Google announced it has reached a 306 million-euro ($335 million) settlement with Italy’s tax agency that will close the door on a dispute spanning 14 years, reports BNA.
The value of the deal with Google is just short of the 318 million-euro settlement Italy reached with Apple Inc. in December 2015, still the largest single tax settlement case ever in Italy.
At the heart of the case were allegations that Google improperly reduced its tax obligations by logging profits in low-tax jurisdictions like Ireland, rather than in Italy. The corporate income tax (IRES) in Italy was reduced to 24 percent from 27.5 percent in 2017, but is still among the highest in the European Union.
The settlement value is far below the more than 800 million euros Italy reportedly sought at the start, but it is more than a third higher than the 224 million-euro figure that had circulated earlier this year. It covers the period from 2002 to 2015, a significantly broader period than the 2009-to-2013 period indicated when the investigation was first announced last year.
According to Francesco Brandi, a law professor at Rome’s La Sapienza University and a former government tax official, the main impact from the Google deal may come in the future.
“The biggest thing is not the cash for the treasury but the fact that Google and other major players will have to follow these rules from this point forward,” Brandi told Bloomberg BNA.
Recognition of PE Status ‘Significant’
Maurizio Villani, a tax attorney based in the southern Italian city of Lecce, agreed, telling Bloomberg BNA that by striking the deal, Google agreed with the Italian agency’s interpretation that it should be taxed as a permanent establishment in Italy.
“This recognition is significant,” Villani said.
In a statement released from the U.S. headquarters, rather than from the Milan offices of Google-Italia, the subsidiary of Alphabet Inc. stated that, “In addition to the taxes already paid in Italy Google will pay another 306 million euros.”
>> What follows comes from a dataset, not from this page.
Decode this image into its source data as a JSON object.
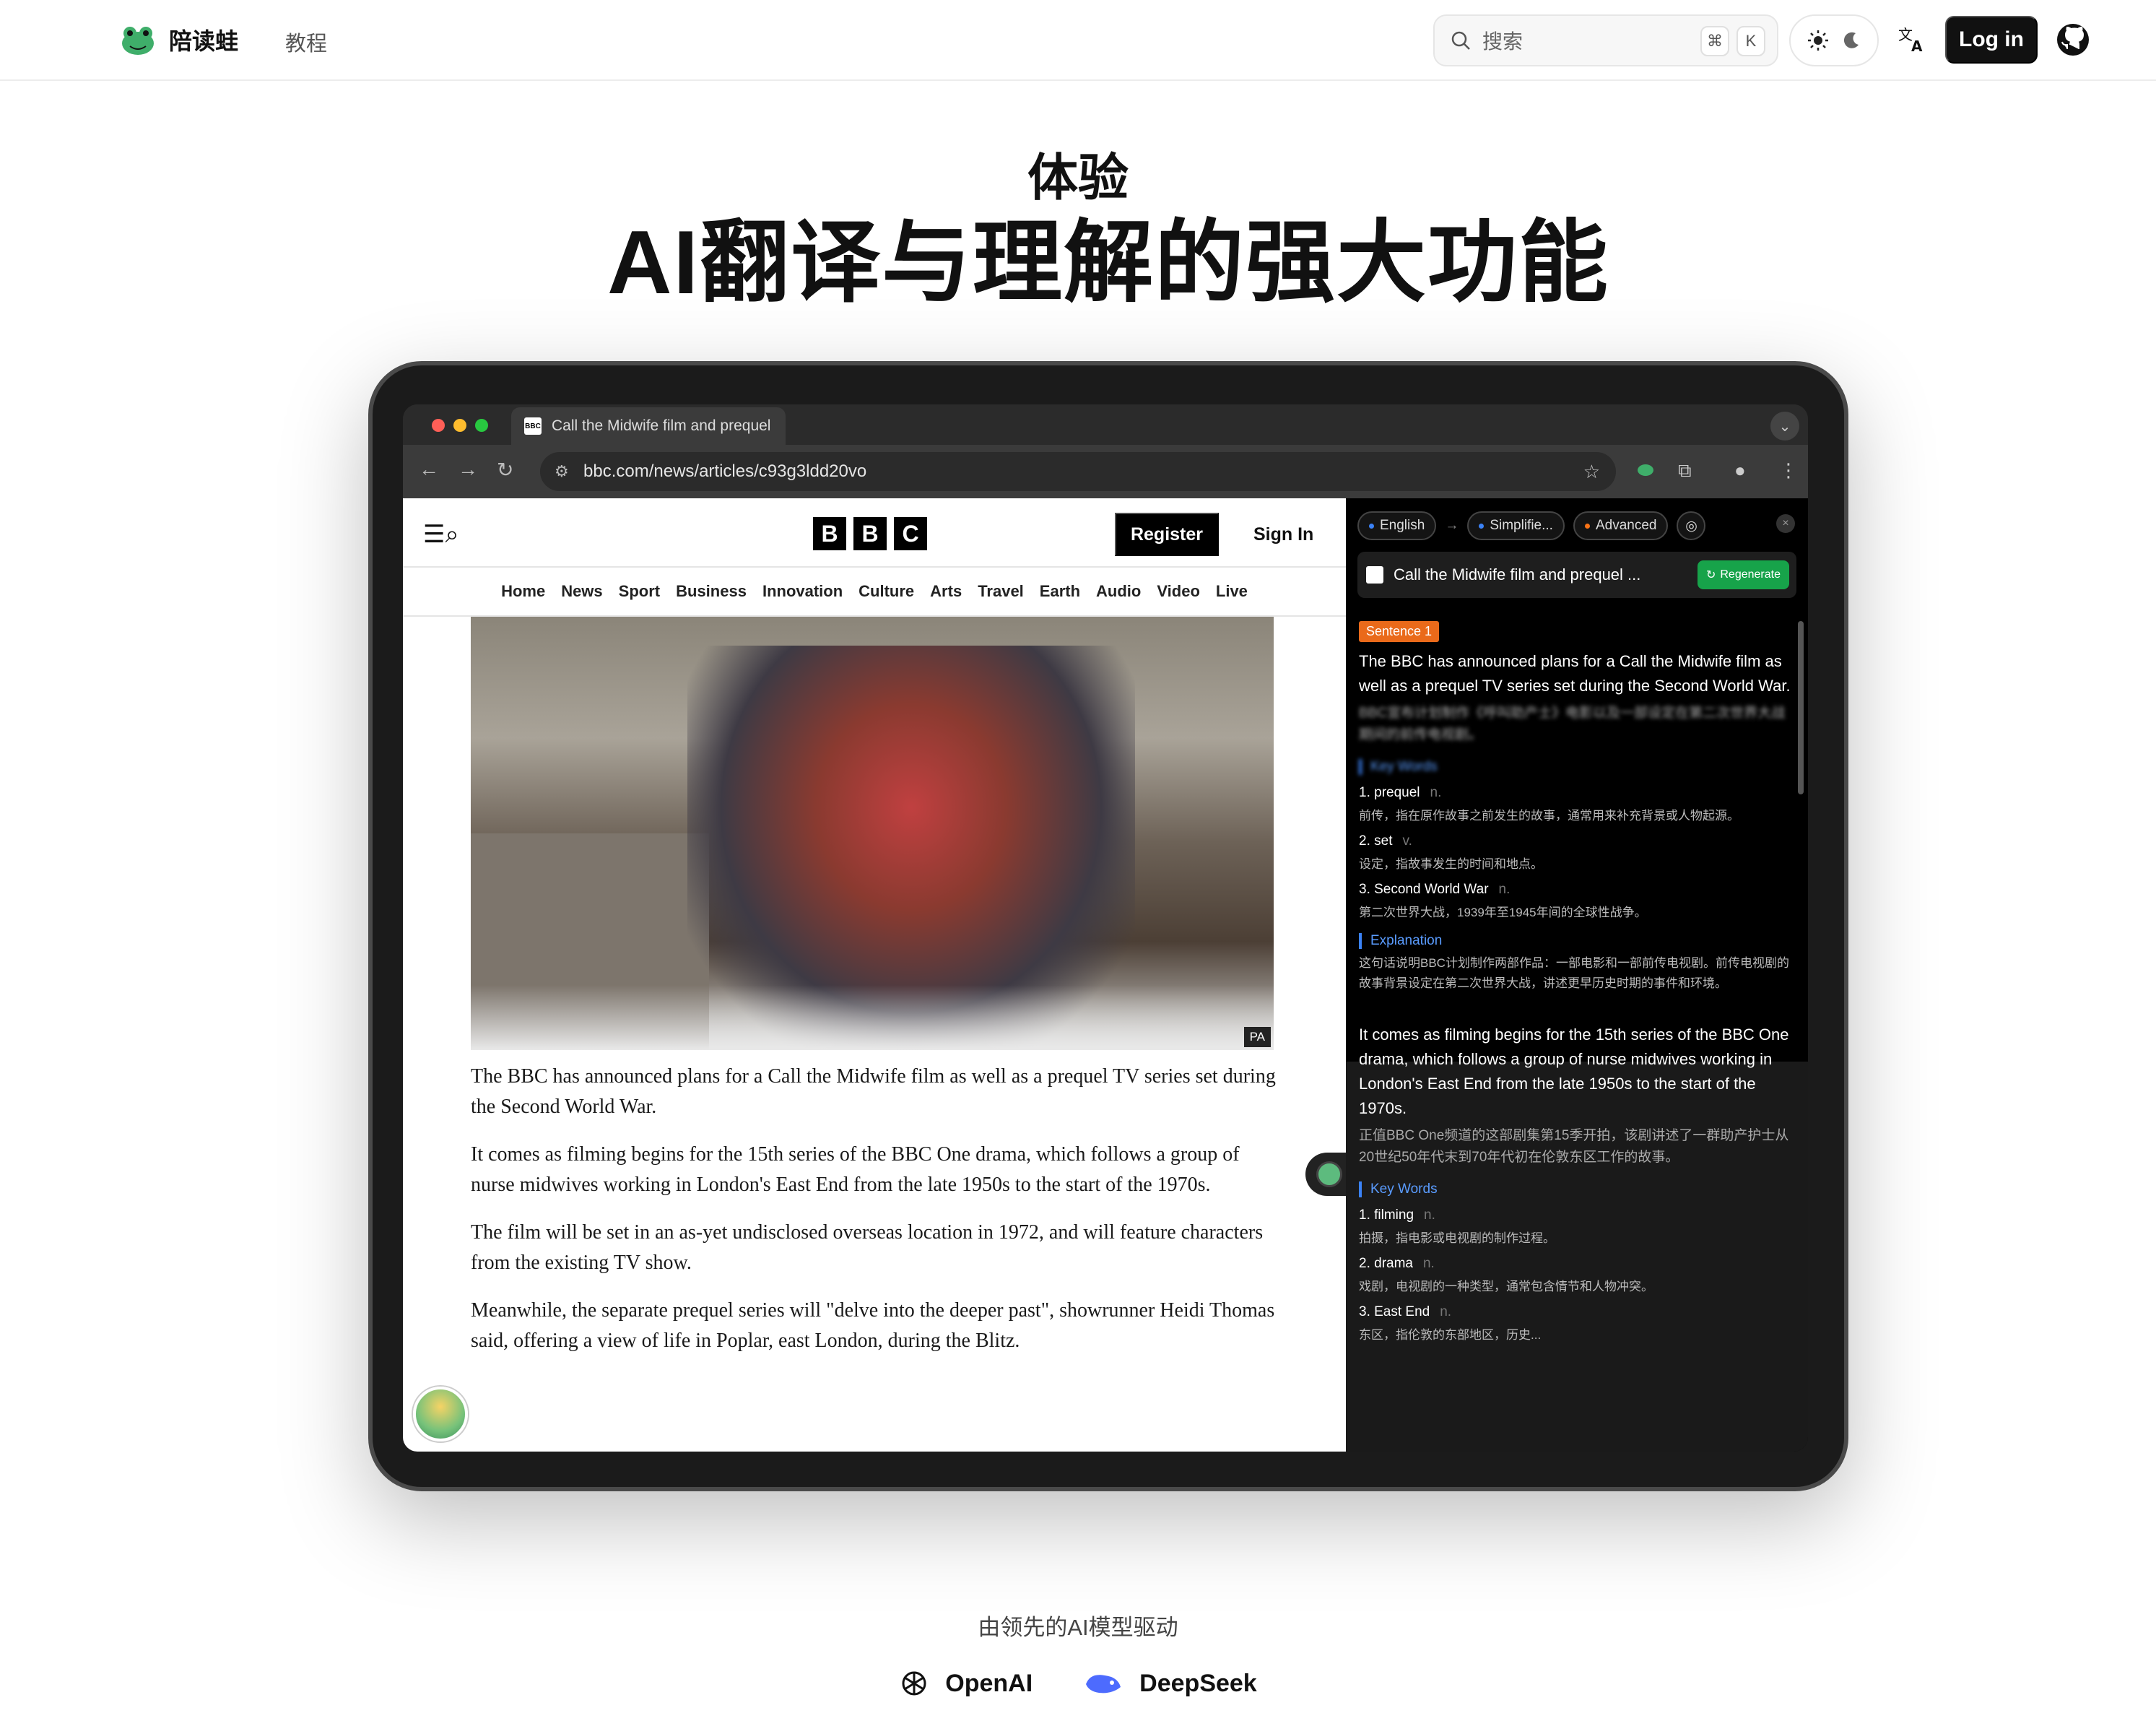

A statement from Italy’s tax office confirmed the same amount and terms.
Before the settlement was announced, Google reportedly denied it owed additional taxes in Italy, saying it was working together with tax officials and claiming it paid what it was legally required to pay.
Villani said that the IRES is unlikely to be lowered in the near term and that with plans to raise Italy’s value-added-tax, companies will likely be taxed at an even higher rate going forward.
“This settlement with Google is significant, but in terms of tax rates nothing is changing,” Villani said. “The same incentives for companies to look for ways to reduce their tax exposure in Italy remain.”
Article compliments IFC Review.